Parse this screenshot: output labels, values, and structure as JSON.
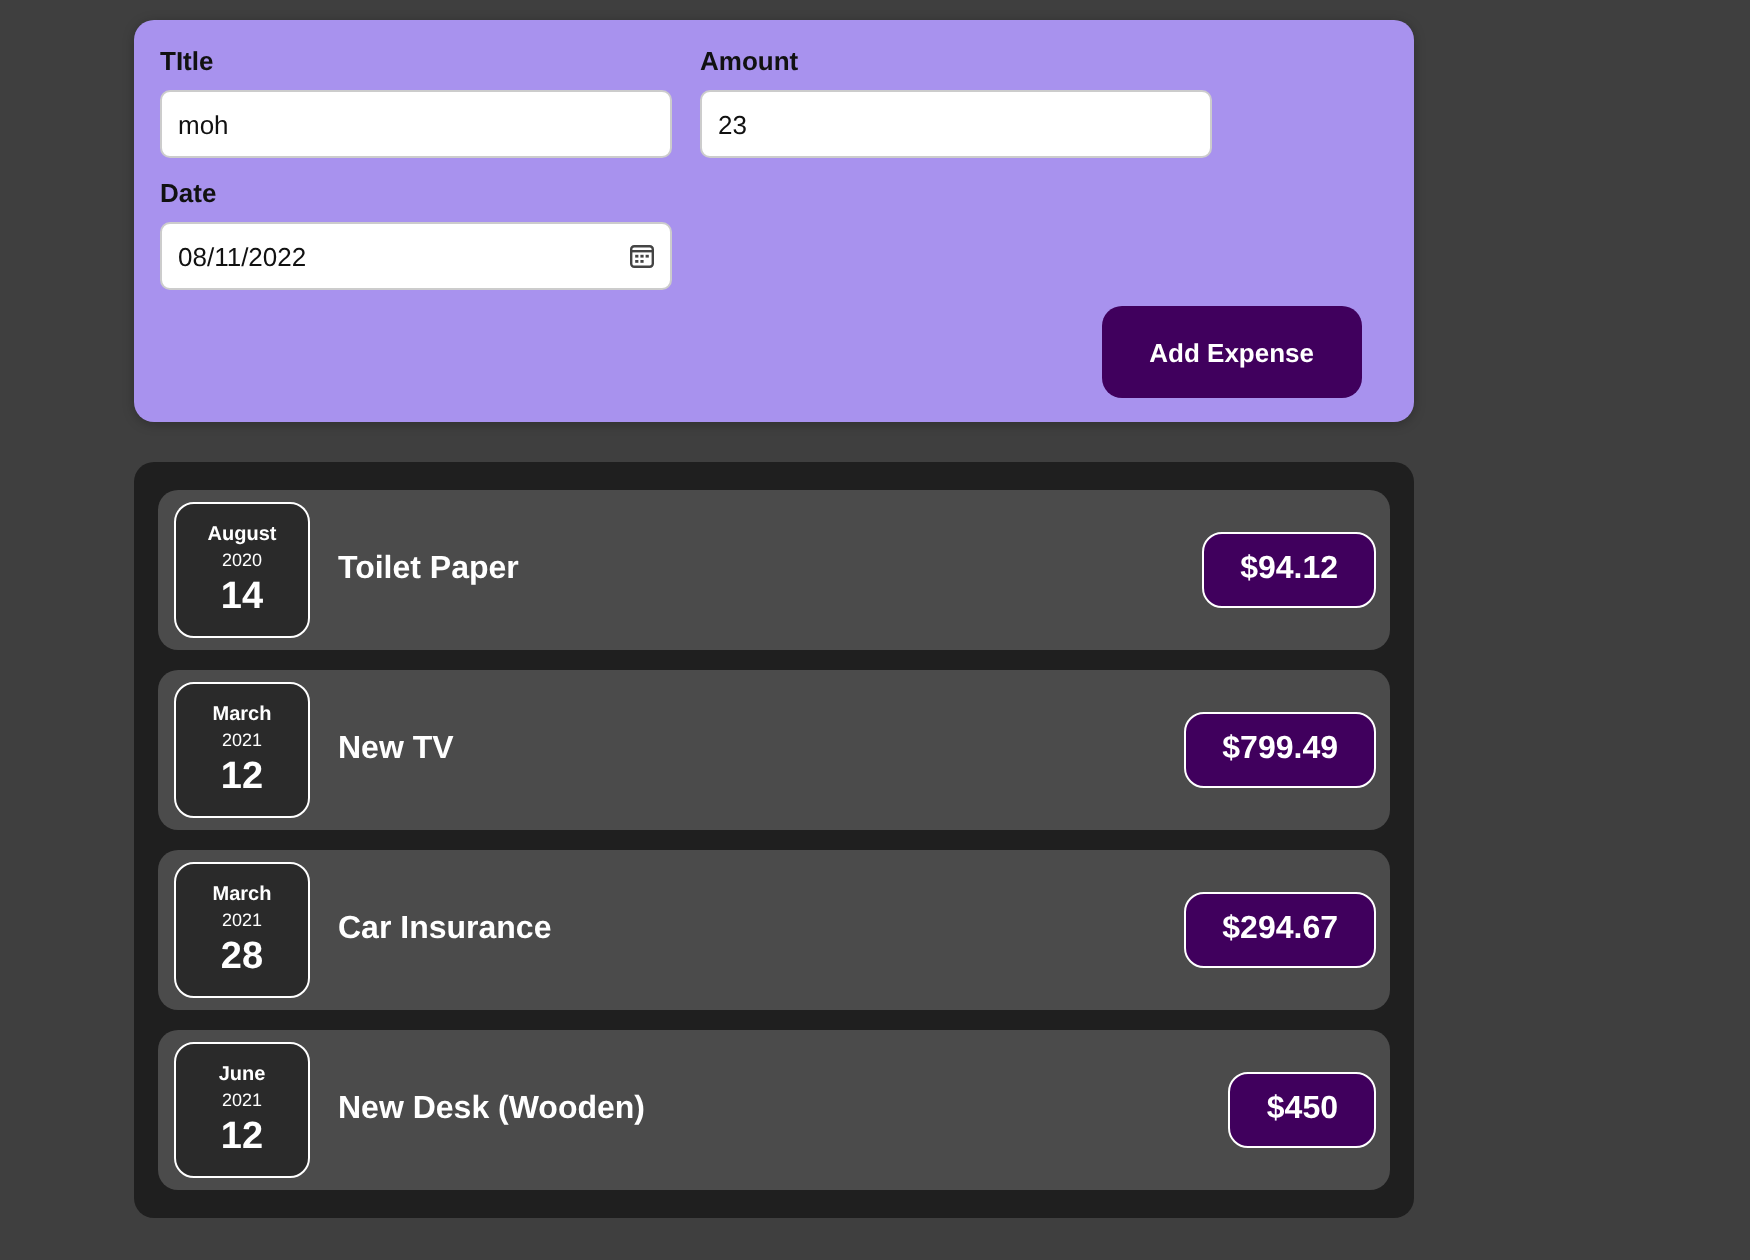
{
  "form": {
    "fields": [
      {
        "label": "TItle",
        "value": "moh",
        "kind": "text"
      },
      {
        "label": "Amount",
        "value": "23",
        "kind": "text"
      },
      {
        "label": "Date",
        "value": "08/11/2022",
        "kind": "date"
      }
    ],
    "submit_button": "Add Expense"
  },
  "expenses": [
    {
      "month": "August",
      "year": "2020",
      "day": "14",
      "title": "Toilet Paper",
      "amount": "$94.12"
    },
    {
      "month": "March",
      "year": "2021",
      "day": "12",
      "title": "New TV",
      "amount": "$799.49"
    },
    {
      "month": "March",
      "year": "2021",
      "day": "28",
      "title": "Car Insurance",
      "amount": "$294.67"
    },
    {
      "month": "June",
      "year": "2021",
      "day": "12",
      "title": "New Desk (Wooden)",
      "amount": "$450"
    }
  ]
}
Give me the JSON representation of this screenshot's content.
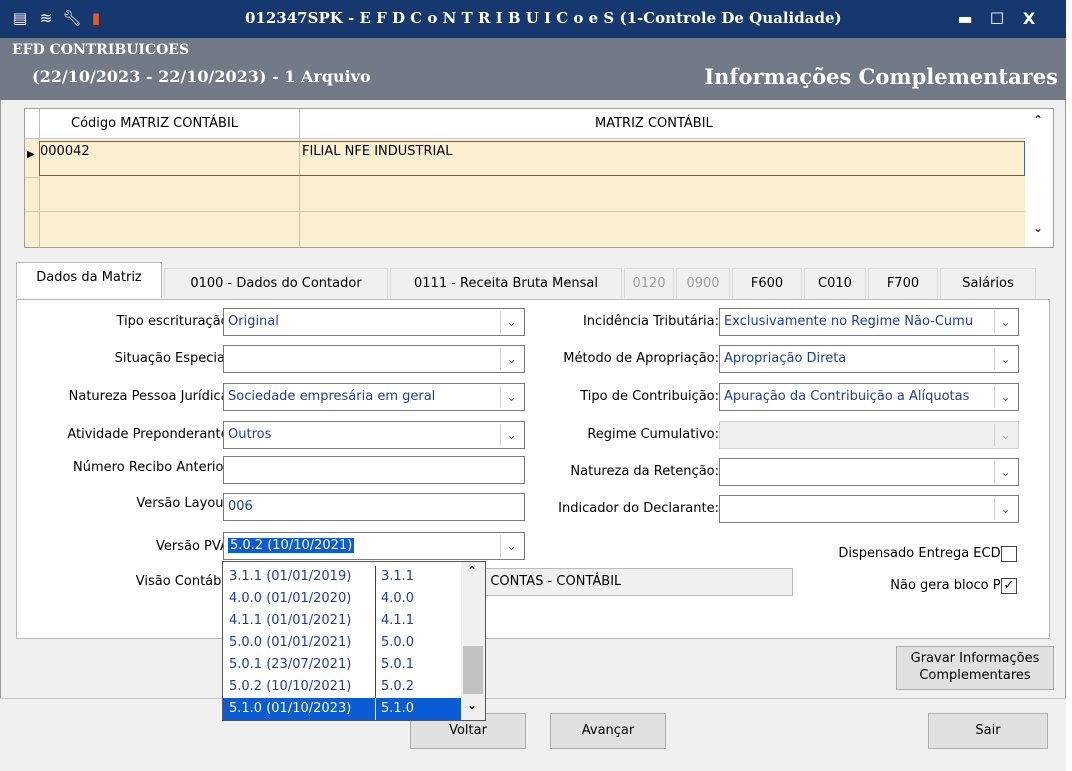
{
  "window": {
    "title": "012347SPK - E F D  C o N T R I B U I C o e S (1-Controle De Qualidade)",
    "minimize": "▬",
    "maximize": "☐",
    "close": "X"
  },
  "header": {
    "app_name": "EFD CONTRIBUICOES",
    "period": "(22/10/2023 - 22/10/2023) - 1 Arquivo",
    "section": "Informações Complementares"
  },
  "grid": {
    "columns": [
      "Código MATRIZ CONTÁBIL",
      "MATRIZ CONTÁBIL"
    ],
    "rows": [
      {
        "code": "000042",
        "name": "FILIAL NFE INDUSTRIAL"
      }
    ]
  },
  "tabs": [
    {
      "label": "Dados da Matriz",
      "state": "active"
    },
    {
      "label": "0100 - Dados do Contador",
      "state": "normal"
    },
    {
      "label": "0111 - Receita Bruta Mensal",
      "state": "normal"
    },
    {
      "label": "0120",
      "state": "disabled"
    },
    {
      "label": "0900",
      "state": "disabled"
    },
    {
      "label": "F600",
      "state": "normal"
    },
    {
      "label": "C010",
      "state": "normal"
    },
    {
      "label": "F700",
      "state": "normal"
    },
    {
      "label": "Salários",
      "state": "normal"
    }
  ],
  "form": {
    "tipo_escrituracao": {
      "label": "Tipo escrituração:",
      "value": "Original"
    },
    "situacao_especial": {
      "label": "Situação Especial:",
      "value": ""
    },
    "natureza_pj": {
      "label": "Natureza Pessoa Jurídica:",
      "value": "Sociedade empresária em geral"
    },
    "atividade": {
      "label": "Atividade Preponderante:",
      "value": "Outros"
    },
    "numero_recibo": {
      "label": "Número Recibo Anterior:",
      "value": ""
    },
    "versao_layout": {
      "label": "Versão Layout:",
      "value": "006"
    },
    "versao_pva": {
      "label": "Versão PVA:",
      "value": "5.0.2 (10/10/2021)"
    },
    "visao_contabil": {
      "label": "Visão Contábil:",
      "value": "E CONTAS - CONTÁBIL"
    },
    "incidencia": {
      "label": "Incidência Tributária:",
      "value": "Exclusivamente no Regime Não-Cumu"
    },
    "metodo": {
      "label": "Método de Apropriação:",
      "value": "Apropriação Direta"
    },
    "tipo_contribuicao": {
      "label": "Tipo de Contribuição:",
      "value": "Apuração da Contribuição a Alíquotas"
    },
    "regime_cumulativo": {
      "label": "Regime Cumulativo:",
      "value": ""
    },
    "natureza_retencao": {
      "label": "Natureza da Retenção:",
      "value": ""
    },
    "indicador_declarante": {
      "label": "Indicador do Declarante:",
      "value": ""
    },
    "dispensado_ecd": {
      "label": "Dispensado Entrega ECD:",
      "checked": false,
      "mark": ""
    },
    "nao_gera_bloco_p": {
      "label": "Não gera bloco P:",
      "checked": true,
      "mark": "✓"
    }
  },
  "pva_dropdown": {
    "options": [
      {
        "version": "3.1.1 (01/01/2019)",
        "code": "3.1.1"
      },
      {
        "version": "4.0.0 (01/01/2020)",
        "code": "4.0.0"
      },
      {
        "version": "4.1.1 (01/01/2021)",
        "code": "4.1.1"
      },
      {
        "version": "5.0.0 (01/01/2021)",
        "code": "5.0.0"
      },
      {
        "version": "5.0.1 (23/07/2021)",
        "code": "5.0.1"
      },
      {
        "version": "5.0.2 (10/10/2021)",
        "code": "5.0.2"
      },
      {
        "version": "5.1.0 (01/10/2023)",
        "code": "5.1.0"
      }
    ],
    "highlighted_index": 6
  },
  "buttons": {
    "gravar_line1": "Gravar Informações",
    "gravar_line2": "Complementares",
    "voltar": "Voltar",
    "avancar": "Avançar",
    "sair": "Sair"
  }
}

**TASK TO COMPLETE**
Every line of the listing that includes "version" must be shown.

**ANSWER AREA**
        "version": "3.1.1 (01/01/2019)",
        "version": "4.0.0 (01/01/2020)",
        "version": "4.1.1 (01/01/2021)",
        "version": "5.0.0 (01/01/2021)",
        "version": "5.0.1 (23/07/2021)",
        "version": "5.0.2 (10/10/2021)",
        "version": "5.1.0 (01/10/2023)",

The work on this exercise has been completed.